Gather long-term ridership data

Video analytics software can provide historical quantifiable data and dashboard reports to demonstrate key metrics, such as which transit stations are most utilized or when peak or lull traffic periods occur. For instance, anonymous visitor footfall trend data can empower management teams to consider how to best deploy staff, change exits/entrances, change transit schedules or change signage in some areas. Planners and marketing departments can also gather demographic data about their ridership, such as the percentage of men, women and children who pass through various transit services or stations. These aggregated data reports help transit management teams make better decisions about scheduling, staffing, construction, services, marketing and more. They can better communicate the value of their agencies because they can provide meaningful, data-rich reports to their constituents and state, local and federal authorities.

It is worth noting that comprehensive video content analytics systems that offer fully integrated facial recognition can also drive reporting about unique traffic and exclude employees from these analytics reports. By anonymizing the facial recognition data, while identifying unique visitor identities across cameras and days, facial re-identification empowers managers to drill deeper into visitor and employee activity and develop plans for promoting safe and healthy practices in public transit.

In an era of tight budgets and low ridership, transit agencies must find ways to get more value out of their existing technology investments. Video intelligence software is a key way to maximize their investments in surveillance networks because it accelerates investigations and video search; increases situational awareness with real-time alerts; and enables data-driven planning and decision making. With such technology, mass transit agencies can optimize their operations, improve their planning and ensure a safer, more pleasant riding experience for their constituents.


Stephanie Weagle serves as chief marketing officer of BriefCam and leads the company’s global marketing initiatives and accelerates market adoption of its video analytics solutions.

About the Author

Stephanie Weagle | Chief Marketing Officer

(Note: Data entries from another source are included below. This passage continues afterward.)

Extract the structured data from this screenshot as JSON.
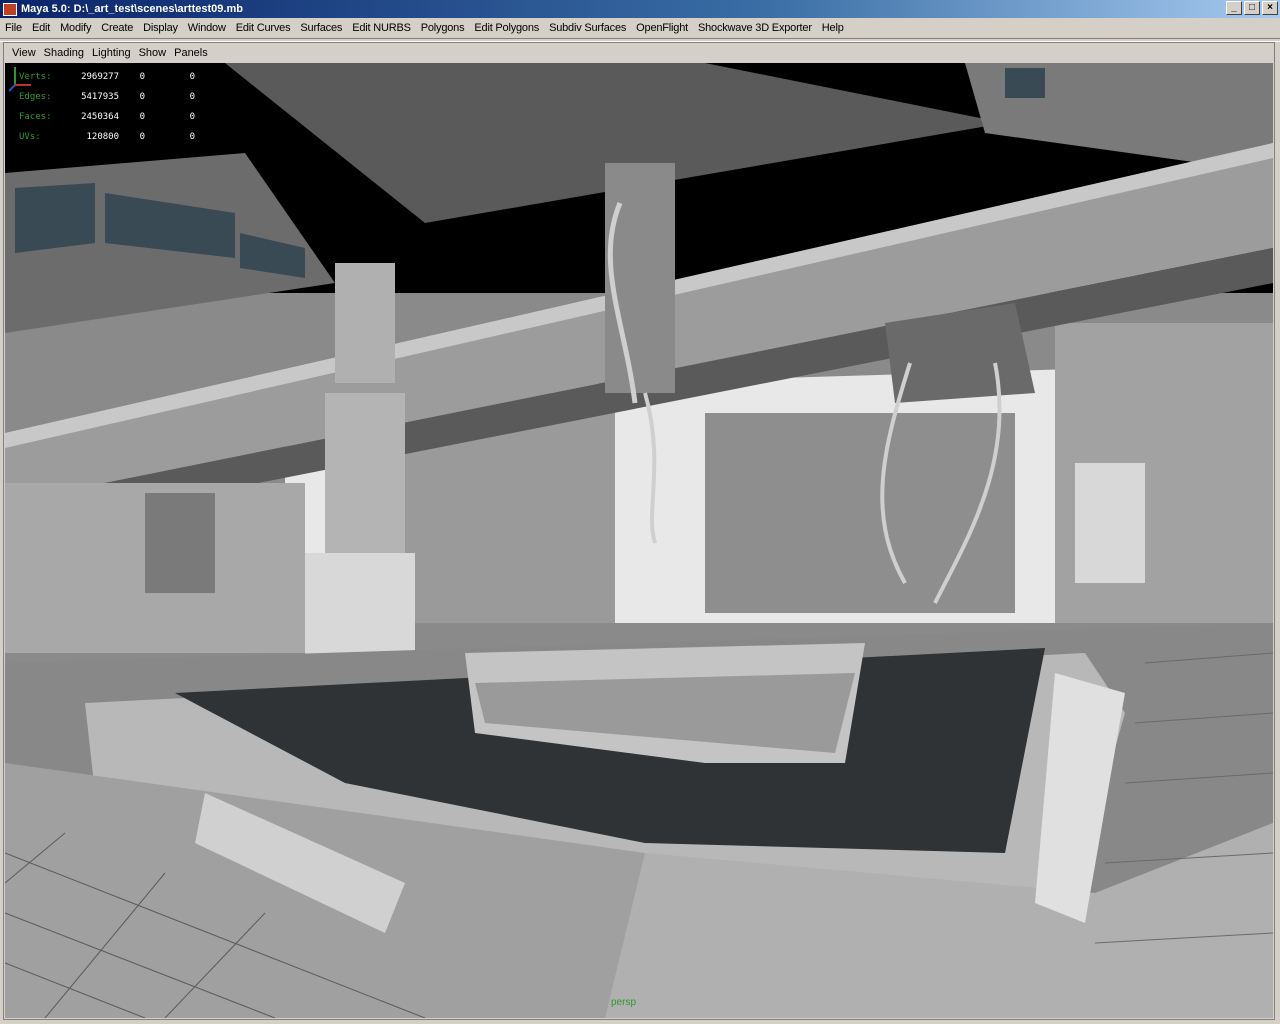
{
  "window": {
    "title": "Maya 5.0: D:\\_art_test\\scenes\\arttest09.mb",
    "min": "_",
    "max": "□",
    "close": "×"
  },
  "menu": [
    "File",
    "Edit",
    "Modify",
    "Create",
    "Display",
    "Window",
    "Edit Curves",
    "Surfaces",
    "Edit NURBS",
    "Polygons",
    "Edit Polygons",
    "Subdiv Surfaces",
    "OpenFlight",
    "Shockwave 3D Exporter",
    "Help"
  ],
  "panel_menu": [
    "View",
    "Shading",
    "Lighting",
    "Show",
    "Panels"
  ],
  "hud": [
    {
      "label": "Verts:",
      "value": "2969277",
      "z1": "0",
      "z2": "0"
    },
    {
      "label": "Edges:",
      "value": "5417935",
      "z1": "0",
      "z2": "0"
    },
    {
      "label": "Faces:",
      "value": "2450364",
      "z1": "0",
      "z2": "0"
    },
    {
      "label": "UVs:",
      "value": "120800",
      "z1": "0",
      "z2": "0"
    }
  ],
  "camera": "persp",
  "colors": {
    "hud_label": "#2e9a2e",
    "background": "#000000"
  }
}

Stephanie Weagle serves as Chief Marketing Officer of BriefCam and leads the company’s global marketing initiatives and accelerates market adoption of its industry-leading video analytics solutions. Before joining BriefCam, Weagle was vice president of Marketing for Corero Network Security, where she led global marketing for the company’s cyber-threat mitigation product portfolio. Previously, Weagle held senior marketing roles at Lionbridge Technologies and Novell, Inc.